“I saw the effects of the flooding firsthand. Highways were closed, fences were floating down the fields, cows were displaced. People’s homes were flooded. I had a bunch of family and friends affected by that,” the 23-year-old Selkirk College grad told the Star.
“I figure my job is to tell the story of the people.”
So it’s those stories of Alberta’s pain and resilience he’s been taking back and forth across the country, sharing them with audiences from Vancouver Island to Ontario, as he tours three weeks on and two weeks off.
It’s a life he’s always aspired to, and one he’s worked hard to create since graduating from Selkirk in 2012, where he studied under Glenn Mitchell.
“Glenn’s been very influential in my music and my life,” he said.
And it’s thanks to people like Mitchell, and Jacobsen’s promotor Pete Davies, that his career’s where it’s at. He told the Star his leap to full-time musician was partially made possible by community support: his friends and promoters fundraised to buy him a camper van, and routinely pack his local concerts.
Now he’s celebrating by hosting a blues dance on Feb. 20 at the Front Room, a new venue that recently opened for community events on Front St. It’s the first in a series of Kootenay Blues Society events he hopes will becomes monthly with the help of local dance instructor Stelio Calagias.

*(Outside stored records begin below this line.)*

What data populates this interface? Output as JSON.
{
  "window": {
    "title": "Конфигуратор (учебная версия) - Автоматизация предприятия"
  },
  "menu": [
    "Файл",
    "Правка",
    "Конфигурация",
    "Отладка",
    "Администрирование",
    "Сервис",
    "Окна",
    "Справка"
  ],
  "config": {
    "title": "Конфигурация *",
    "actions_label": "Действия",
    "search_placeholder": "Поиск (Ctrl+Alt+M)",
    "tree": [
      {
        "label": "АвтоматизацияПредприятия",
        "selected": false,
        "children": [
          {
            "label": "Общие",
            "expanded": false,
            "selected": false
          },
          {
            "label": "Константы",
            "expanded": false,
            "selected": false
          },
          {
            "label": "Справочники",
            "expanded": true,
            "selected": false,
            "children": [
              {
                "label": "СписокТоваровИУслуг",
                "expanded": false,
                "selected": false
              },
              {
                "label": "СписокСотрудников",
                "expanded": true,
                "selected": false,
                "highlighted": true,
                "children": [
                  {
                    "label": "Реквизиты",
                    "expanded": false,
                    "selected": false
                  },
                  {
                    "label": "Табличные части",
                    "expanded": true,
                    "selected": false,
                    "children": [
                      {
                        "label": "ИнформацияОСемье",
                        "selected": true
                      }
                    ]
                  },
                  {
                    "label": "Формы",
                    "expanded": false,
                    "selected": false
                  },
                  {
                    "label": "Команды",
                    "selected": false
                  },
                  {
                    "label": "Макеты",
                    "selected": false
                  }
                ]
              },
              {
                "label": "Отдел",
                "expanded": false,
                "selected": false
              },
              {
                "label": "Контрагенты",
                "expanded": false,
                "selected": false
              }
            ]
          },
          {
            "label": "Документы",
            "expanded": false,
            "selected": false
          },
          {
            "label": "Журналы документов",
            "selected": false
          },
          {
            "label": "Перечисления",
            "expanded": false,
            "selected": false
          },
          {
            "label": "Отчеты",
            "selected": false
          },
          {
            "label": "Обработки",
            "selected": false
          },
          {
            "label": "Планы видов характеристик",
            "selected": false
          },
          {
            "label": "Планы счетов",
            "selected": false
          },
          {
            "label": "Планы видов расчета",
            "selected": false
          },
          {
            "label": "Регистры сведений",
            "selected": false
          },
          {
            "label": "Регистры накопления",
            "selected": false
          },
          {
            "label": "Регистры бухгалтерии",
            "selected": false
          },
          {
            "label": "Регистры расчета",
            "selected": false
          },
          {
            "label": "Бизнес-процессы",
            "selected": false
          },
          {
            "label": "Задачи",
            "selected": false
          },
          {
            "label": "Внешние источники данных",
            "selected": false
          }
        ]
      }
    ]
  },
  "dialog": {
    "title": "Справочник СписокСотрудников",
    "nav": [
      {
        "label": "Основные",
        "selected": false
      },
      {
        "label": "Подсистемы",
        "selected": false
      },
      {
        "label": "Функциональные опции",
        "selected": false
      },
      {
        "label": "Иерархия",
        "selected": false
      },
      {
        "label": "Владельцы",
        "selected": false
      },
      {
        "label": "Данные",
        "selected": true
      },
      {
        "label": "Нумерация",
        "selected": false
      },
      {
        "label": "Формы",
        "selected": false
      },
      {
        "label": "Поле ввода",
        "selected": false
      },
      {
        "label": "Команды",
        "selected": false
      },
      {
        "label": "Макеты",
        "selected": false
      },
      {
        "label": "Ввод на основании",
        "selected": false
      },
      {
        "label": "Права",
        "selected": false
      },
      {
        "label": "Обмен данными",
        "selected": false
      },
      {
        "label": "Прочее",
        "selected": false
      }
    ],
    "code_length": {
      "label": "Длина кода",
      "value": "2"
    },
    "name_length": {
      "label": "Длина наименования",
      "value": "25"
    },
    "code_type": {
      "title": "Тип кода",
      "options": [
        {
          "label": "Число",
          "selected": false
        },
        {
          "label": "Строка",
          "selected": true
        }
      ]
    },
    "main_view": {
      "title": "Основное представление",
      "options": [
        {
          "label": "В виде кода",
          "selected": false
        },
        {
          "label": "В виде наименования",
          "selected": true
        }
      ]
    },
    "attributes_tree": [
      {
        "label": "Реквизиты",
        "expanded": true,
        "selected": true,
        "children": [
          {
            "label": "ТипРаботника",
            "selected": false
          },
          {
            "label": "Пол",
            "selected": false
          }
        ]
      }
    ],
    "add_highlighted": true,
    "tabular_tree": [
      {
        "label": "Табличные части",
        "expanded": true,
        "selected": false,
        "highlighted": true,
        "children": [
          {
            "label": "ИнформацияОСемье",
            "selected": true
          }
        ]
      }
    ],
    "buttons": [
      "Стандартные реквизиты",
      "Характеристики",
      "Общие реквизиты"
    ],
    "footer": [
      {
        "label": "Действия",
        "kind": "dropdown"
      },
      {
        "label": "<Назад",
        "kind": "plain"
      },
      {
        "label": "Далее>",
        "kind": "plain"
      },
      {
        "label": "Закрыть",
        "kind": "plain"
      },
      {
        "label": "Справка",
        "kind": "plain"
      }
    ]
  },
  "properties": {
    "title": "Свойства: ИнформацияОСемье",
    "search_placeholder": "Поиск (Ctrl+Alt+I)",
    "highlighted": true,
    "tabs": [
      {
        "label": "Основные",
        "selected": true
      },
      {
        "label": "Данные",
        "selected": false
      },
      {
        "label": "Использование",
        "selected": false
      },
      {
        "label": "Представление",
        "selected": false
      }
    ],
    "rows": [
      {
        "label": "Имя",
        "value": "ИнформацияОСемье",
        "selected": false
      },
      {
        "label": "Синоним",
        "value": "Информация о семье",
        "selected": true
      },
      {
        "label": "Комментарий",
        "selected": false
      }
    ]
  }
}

“It’s going to be a high-flying, toe-tapping affair. Everyone will be looking sharp. We want to do a lot more of these blues-dancing events, with ‘50s rock ‘n’ roll.”
Calagias is also the frontman of the Baker Street Blues, who will open for Jacobsen.
The night will include all original material from Alberta Flood, which was influenced by artists such as Chicago blues legend Muddy Waters. Lately Jacobsen’s been touring with American piano player Kenny Blues Boss Wayne, and together the pair are cutting a record. And Wayne’s agreed to perform at their next event.
All of this momentum has left Jacobsen feeling grateful, and he gives a lot of credit for his creative development to Nelson.
“I’m so grateful for what Selkirk College and this whole city has done for me. I think it’s a beautiful template for people to flourish in.”
However, his interest in the area wasn’t exclusively academic.
“Well, I fell in love with Nelson, and then I fell in love with the girl.”
And there’s nothing to feel blue about there.